Across the world—particularly in developing countries—women and girls are disproportionately affected by disease. Two and a half times as many adolescent girls in sub-Saharan Africa are infected with HIV than boys of the same age. In low- and middle-income countries women experience a higher proportion of cardiovascular deaths than men. Approximately 830 women die from preventable causes during pregnancy or childbirth every day, the vast majority of whom live in developing nations.
This loss of life for women and girls has a profound impact. A study on the impact of maternal death in four African countries showed that children who had lost their mother had higher rates of infant mortality and dropped out of school earlier.
So how do we better address these challenges that significantly impact women’s lives and well-being?
To create meaningful and sustainable change in the disparity affecting women’s and girls’ health, we need to substantially increase the number of female leaders in the global health sector. Healthcare systems that connect to the needs of women and children can be more effectively developed by women who have experienced the same journey. Including women’s voices can have a tremendous impact on actions and outcomes; what’s missing is the opportunity to do so.
Women make up 75% of the global healthcare workforce, but women only hold 38% of the top jobs in global health: a staggering gap. When Modern Healthcare released its list of the 50 Most Influential Physician Executives and Leaders 2016, there were only seven women on the entire list and none in the top ten.
Together, we can do better. A joint effort, including men and boys, can deliver better health outcomes for women and girls. It’s time for the public and private sectors to join forces to do more. In partnership with Global Health Council, Women in Global Health, UN Foundation, UN Women and GE, we are catalyzing a dialogue to bring attention and sustainable action to the gender gap in global health leadership.
With the sixty-ninth World Health Assembly this week, we are calling on every global health and development stakeholder to commit to advancing women in global health leadership.
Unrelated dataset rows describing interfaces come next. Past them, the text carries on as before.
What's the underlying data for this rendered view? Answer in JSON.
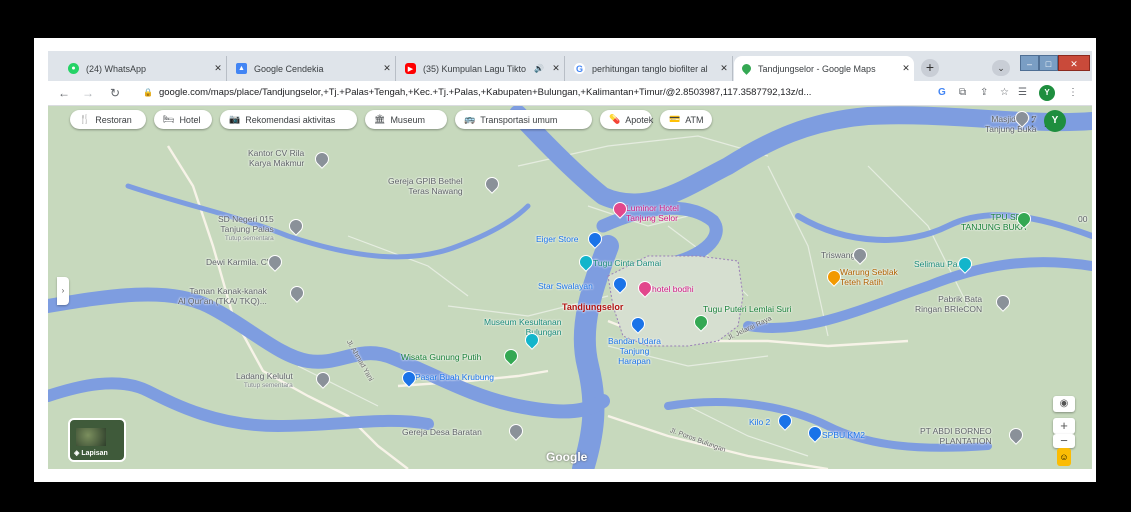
{
  "tabs": [
    {
      "title": "(24) WhatsApp",
      "favicon": "whatsapp-icon",
      "color": "#25d366"
    },
    {
      "title": "Google Cendekia",
      "favicon": "scholar-icon",
      "color": "#4285f4"
    },
    {
      "title": "(35) Kumpulan Lagu Tikto",
      "favicon": "youtube-icon",
      "color": "#ff0000"
    },
    {
      "title": "perhitungan tanglo biofilter al",
      "favicon": "google-icon",
      "color": "#4285f4"
    },
    {
      "title": "Tandjungselor - Google Maps",
      "favicon": "maps-icon",
      "color": "#34a853"
    }
  ],
  "address_bar": {
    "url": "google.com/maps/place/Tandjungselor,+Tj.+Palas+Tengah,+Kec.+Tj.+Palas,+Kabupaten+Bulungan,+Kalimantan+Timur/@2.8503987,117.3587792,13z/d..."
  },
  "profile_initial": "Y",
  "chips": [
    {
      "label": "Restoran",
      "icon": "restaurant-icon",
      "glyph": "🍴"
    },
    {
      "label": "Hotel",
      "icon": "hotel-icon",
      "glyph": "🛏"
    },
    {
      "label": "Rekomendasi aktivitas",
      "icon": "camera-icon",
      "glyph": "📷"
    },
    {
      "label": "Museum",
      "icon": "museum-icon",
      "glyph": "🏛"
    },
    {
      "label": "Transportasi umum",
      "icon": "bus-icon",
      "glyph": "🚌"
    },
    {
      "label": "Apotek",
      "icon": "pharmacy-icon",
      "glyph": "💊"
    },
    {
      "label": "ATM",
      "icon": "atm-icon",
      "glyph": "💳"
    }
  ],
  "places": [
    {
      "name": "Kantor CV Rila",
      "line2": "Karya Makmur",
      "kind": "grey"
    },
    {
      "name": "Gereja GPIB Bethel",
      "line2": "Teras Nawang",
      "kind": "grey"
    },
    {
      "name": "SD Negeri 015",
      "line2": "Tanjung Palas",
      "note": "Tutup sementara",
      "kind": "grey"
    },
    {
      "name": "Dewi Karmila. CV",
      "kind": "grey"
    },
    {
      "name": "Taman Kanak-kanak",
      "line2": "Al Qur'an (TKA/ TKQ)...",
      "kind": "grey"
    },
    {
      "name": "Luminor Hotel",
      "line2": "Tanjung Selor",
      "kind": "pink"
    },
    {
      "name": "Eiger Store",
      "kind": "blue"
    },
    {
      "name": "Tugu Cinta Damai",
      "kind": "teal"
    },
    {
      "name": "Star Swalayan",
      "kind": "blue"
    },
    {
      "name": "hotel bodhi",
      "kind": "pink"
    },
    {
      "name": "Tandjungselor",
      "kind": "red"
    },
    {
      "name": "Tugu Puteri Lemlai Suri",
      "kind": "green"
    },
    {
      "name": "Museum Kesultanan",
      "line2": "Bulungan",
      "kind": "teal"
    },
    {
      "name": "Bandar Udara",
      "line2": "Tanjung",
      "line3": "Harapan",
      "kind": "blue"
    },
    {
      "name": "Wisata Gunung Putih",
      "kind": "green"
    },
    {
      "name": "Pasar Buah Krubung",
      "kind": "blue"
    },
    {
      "name": "Ladang Kelulut",
      "note": "Tutup sementara",
      "kind": "grey"
    },
    {
      "name": "Triswangga",
      "kind": "grey"
    },
    {
      "name": "Masjid SP 7",
      "line2": "Tanjung Buka",
      "kind": "grey"
    },
    {
      "name": "TPU SP8",
      "line2": "TANJUNG BUKA",
      "kind": "green"
    },
    {
      "name": "Selimau Park",
      "kind": "teal"
    },
    {
      "name": "Warung Seblak",
      "line2": "Teteh Ratih",
      "kind": "orange"
    },
    {
      "name": "Pabrik Bata",
      "line2": "Ringan BRIeCON",
      "kind": "grey"
    },
    {
      "name": "Gereja Desa Baratan",
      "kind": "grey"
    },
    {
      "name": "Kilo 2",
      "kind": "blue"
    },
    {
      "name": "SPBU KM2",
      "kind": "blue"
    },
    {
      "name": "PT ABDI BORNEO",
      "line2": "PLANTATION",
      "kind": "grey"
    }
  ],
  "streets": [
    "Jl. Jelarai Raya",
    "Jl. Ahmad Yani",
    "Jl. Poros Bulungan"
  ],
  "layers_label": "Lapisan",
  "google_logo": "Google",
  "edge_label": "00"
}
We need women in leadership roles so that they can make and influence funding, resourcing and policy decisions. We need ample growth opportunities and education programs for women in every organization. And we need to inspire the next generation of emerging female health leaders through mentorship and networking.
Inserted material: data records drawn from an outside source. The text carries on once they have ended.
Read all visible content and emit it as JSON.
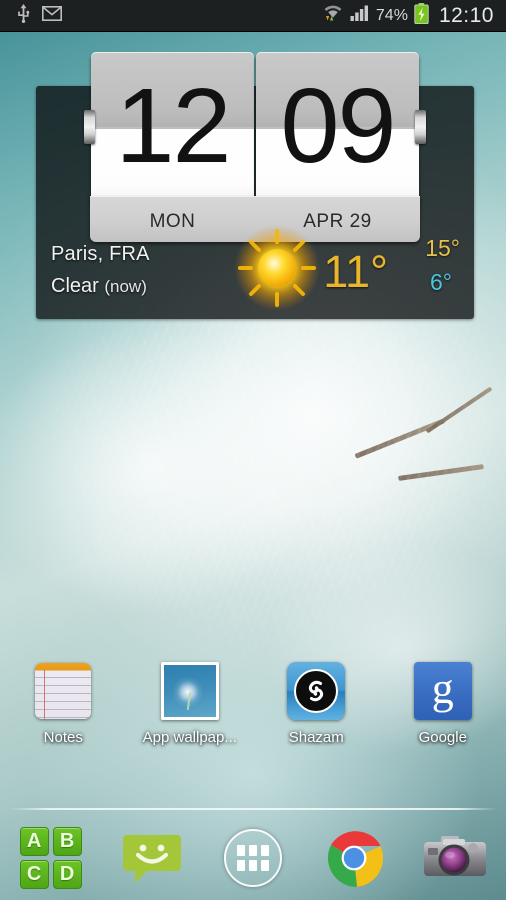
{
  "statusbar": {
    "left_icons": [
      {
        "name": "usb-icon",
        "label": "USB connected"
      },
      {
        "name": "gmail-icon",
        "label": "Gmail"
      }
    ],
    "right_icons": [
      {
        "name": "wifi-icon",
        "label": "Wi-Fi with data transfer"
      },
      {
        "name": "signal-bars-icon",
        "label": "Mobile signal"
      },
      {
        "name": "battery-charging-icon",
        "label": "Battery charging"
      }
    ],
    "battery_percent": "74%",
    "clock": "12:10"
  },
  "widget": {
    "name": "flip-clock-weather-widget",
    "clock": {
      "hours": "12",
      "minutes": "09",
      "weekday": "MON",
      "date": "APR 29"
    },
    "weather": {
      "location": "Paris, FRA",
      "condition": "Clear",
      "condition_time": "(now)",
      "icon": "sun-icon",
      "current_temp": "11°",
      "high_temp": "15°",
      "low_temp": "6°",
      "high_color": "#e8c14a",
      "low_color": "#4cc6e0",
      "current_color": "#e8b52b"
    }
  },
  "apps": [
    {
      "label": "Notes",
      "icon": "notes-icon",
      "name": "app-notes"
    },
    {
      "label": "App wallpap...",
      "icon": "app-wallpaper-icon",
      "name": "app-app-wallpaper"
    },
    {
      "label": "Shazam",
      "icon": "shazam-icon",
      "name": "app-shazam"
    },
    {
      "label": "Google",
      "icon": "google-icon",
      "name": "app-google"
    }
  ],
  "dock": [
    {
      "name": "dock-item-abcd",
      "icon": "abcd-tiles-icon",
      "tiles": [
        "A",
        "B",
        "C",
        "D"
      ]
    },
    {
      "name": "dock-item-messaging",
      "icon": "messaging-smiley-icon"
    },
    {
      "name": "dock-item-app-drawer",
      "icon": "app-drawer-grid-icon"
    },
    {
      "name": "dock-item-chrome",
      "icon": "chrome-icon"
    },
    {
      "name": "dock-item-camera",
      "icon": "camera-icon"
    }
  ]
}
By setting measurable goals within these areas, organizations can help more women rise to leadership roles.
To advance gender equality in global health, we are calling on global organizations to make a commitment before the next World Health Assembly in 2017.
UN Women works on a range of health related policies and programs globally and locally in over 90 countries. As part of their commitment, the organization will continue to work to make gender concerns an integral part of health policies as well as lobby for women’s leadership and full participation in designing the response on a diverse range of public health issues from Ebola and Zika to ending violence against women and HIV and AIDS.
GE, for example, is collaborating with the UNFPA, the United Nations Population Fund, to launch an online midwifery training and networking platform. The program will connect more than 700 midwives from 30 countries worldwide to share information on the latest healthcare solutions and prepare these midwives to play a greater role in policy dialogues and advocate on behalf of midwives and the women and children they serve within their own country. In addition, GE is making its globally recognized leadership courses available to senior and emerging female leaders in global health, sharing more than a century of cultivated leadership development expertise and training.
We are not after perfection, we are after progress. Imagine the change we could affect if every organization took an intentional step forward in their advancement of women.
At the core of every strong healthcare system are policies and programs that can deliver outcomes for those who are most affected. Today, women and children globally bear the burden of disease; with more women in leadership, we can decrease this load.
Terri Bresenham is the President & CEO of GE Healthcare Africa, India and Southeast Asia. You can follow her on Twitter @TSBresenham or Instagram @terribresenham.
Lakshmi Puri is a UN Assistant-Secretary-General and Deputy Executive Director of the United Nations Entity for Gender Equality and the Empowerment of Women (UN Women) overseeing the key mandates of the organization through intergovernmental processes and support to Member States to create norms and standards on gender equality; promotion of partnerships, in particular with civil society; and leading, coordinating and promoting the accountability of the UN system in regard to gender equality.